Your task:
Take each line of the listing that has the string "placeholder" and report it.

Provided records:
····················

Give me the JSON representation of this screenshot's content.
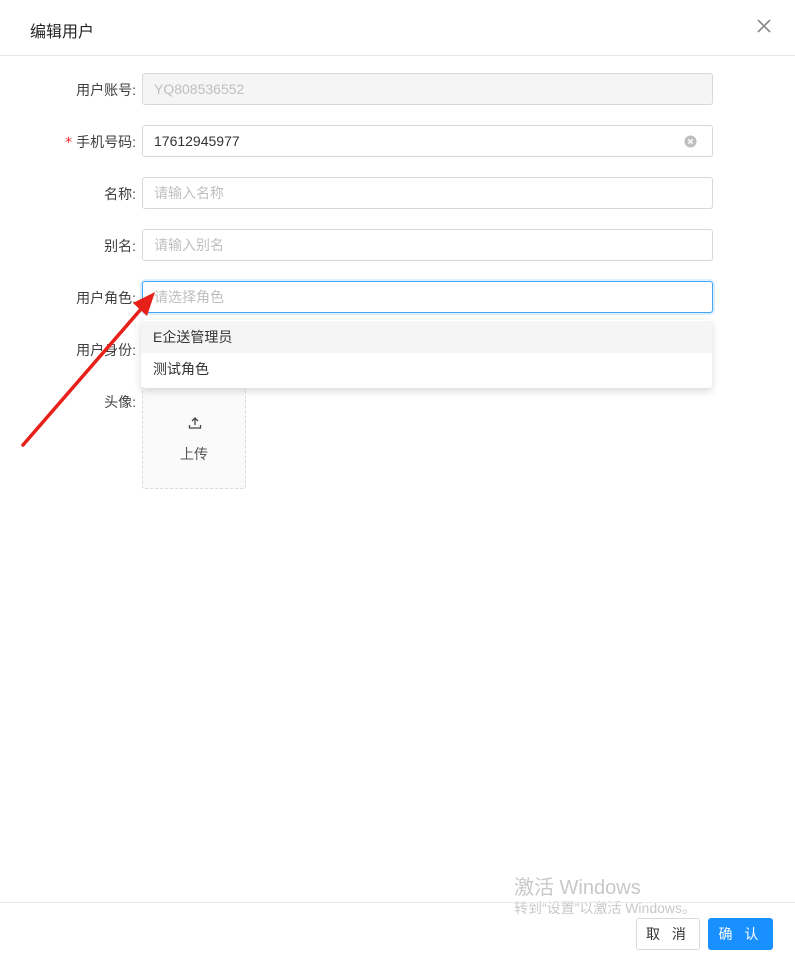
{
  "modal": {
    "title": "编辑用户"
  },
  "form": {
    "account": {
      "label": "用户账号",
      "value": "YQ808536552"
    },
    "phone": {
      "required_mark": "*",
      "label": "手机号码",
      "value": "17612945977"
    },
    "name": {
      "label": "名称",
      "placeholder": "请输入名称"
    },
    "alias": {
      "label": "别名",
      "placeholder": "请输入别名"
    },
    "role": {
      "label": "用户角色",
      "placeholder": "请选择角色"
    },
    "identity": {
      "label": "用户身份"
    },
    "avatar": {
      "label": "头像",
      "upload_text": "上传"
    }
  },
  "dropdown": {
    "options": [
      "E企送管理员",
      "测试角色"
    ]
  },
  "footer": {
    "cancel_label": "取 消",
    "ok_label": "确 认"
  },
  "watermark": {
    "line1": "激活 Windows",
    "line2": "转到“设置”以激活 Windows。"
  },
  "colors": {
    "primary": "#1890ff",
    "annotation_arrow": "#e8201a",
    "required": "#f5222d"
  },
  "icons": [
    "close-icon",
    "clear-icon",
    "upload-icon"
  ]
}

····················

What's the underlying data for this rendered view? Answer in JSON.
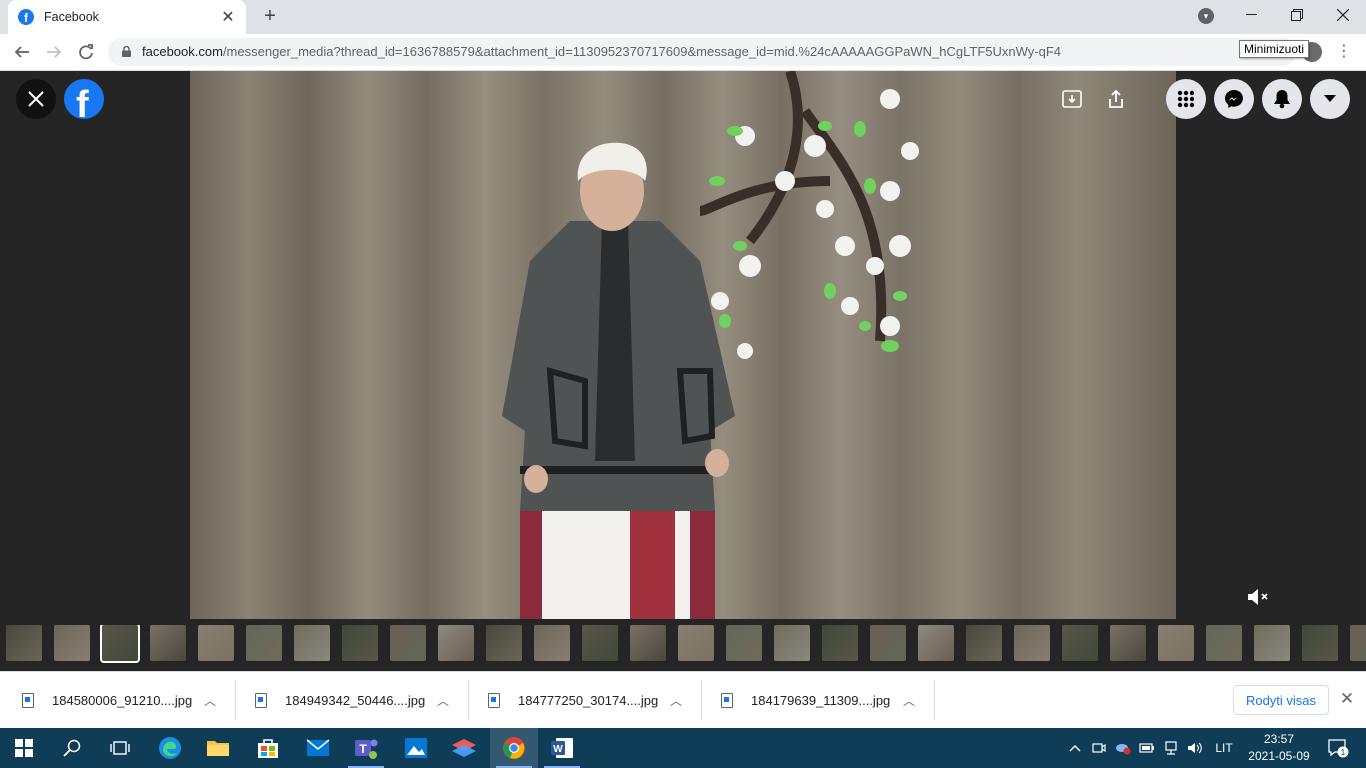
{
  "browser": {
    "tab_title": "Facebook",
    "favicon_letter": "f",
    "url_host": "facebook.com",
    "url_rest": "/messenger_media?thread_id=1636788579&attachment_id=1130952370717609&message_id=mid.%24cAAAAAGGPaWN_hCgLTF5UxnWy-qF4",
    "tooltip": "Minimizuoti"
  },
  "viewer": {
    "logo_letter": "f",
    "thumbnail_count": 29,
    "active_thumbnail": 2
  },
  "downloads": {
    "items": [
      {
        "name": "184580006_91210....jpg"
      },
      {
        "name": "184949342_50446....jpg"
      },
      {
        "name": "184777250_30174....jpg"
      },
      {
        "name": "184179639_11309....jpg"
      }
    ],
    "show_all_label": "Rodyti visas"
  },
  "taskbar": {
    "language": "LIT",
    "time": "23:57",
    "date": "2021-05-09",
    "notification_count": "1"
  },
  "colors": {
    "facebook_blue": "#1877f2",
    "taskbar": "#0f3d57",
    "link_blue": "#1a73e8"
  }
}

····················

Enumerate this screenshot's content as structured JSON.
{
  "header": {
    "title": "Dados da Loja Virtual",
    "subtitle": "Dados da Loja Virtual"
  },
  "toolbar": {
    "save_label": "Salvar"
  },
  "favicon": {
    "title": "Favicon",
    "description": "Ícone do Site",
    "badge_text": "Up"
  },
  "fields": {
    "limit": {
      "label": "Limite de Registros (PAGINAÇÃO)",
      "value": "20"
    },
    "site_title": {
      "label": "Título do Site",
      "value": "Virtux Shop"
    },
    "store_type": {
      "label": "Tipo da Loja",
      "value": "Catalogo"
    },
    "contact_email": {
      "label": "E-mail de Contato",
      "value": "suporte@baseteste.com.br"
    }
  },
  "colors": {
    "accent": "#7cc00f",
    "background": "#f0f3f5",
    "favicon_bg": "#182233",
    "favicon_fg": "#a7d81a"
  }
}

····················

Task result:
      "placeholder": "请输入名称"
      "placeholder": "请输入别名"
      "placeholder": "请选择角色"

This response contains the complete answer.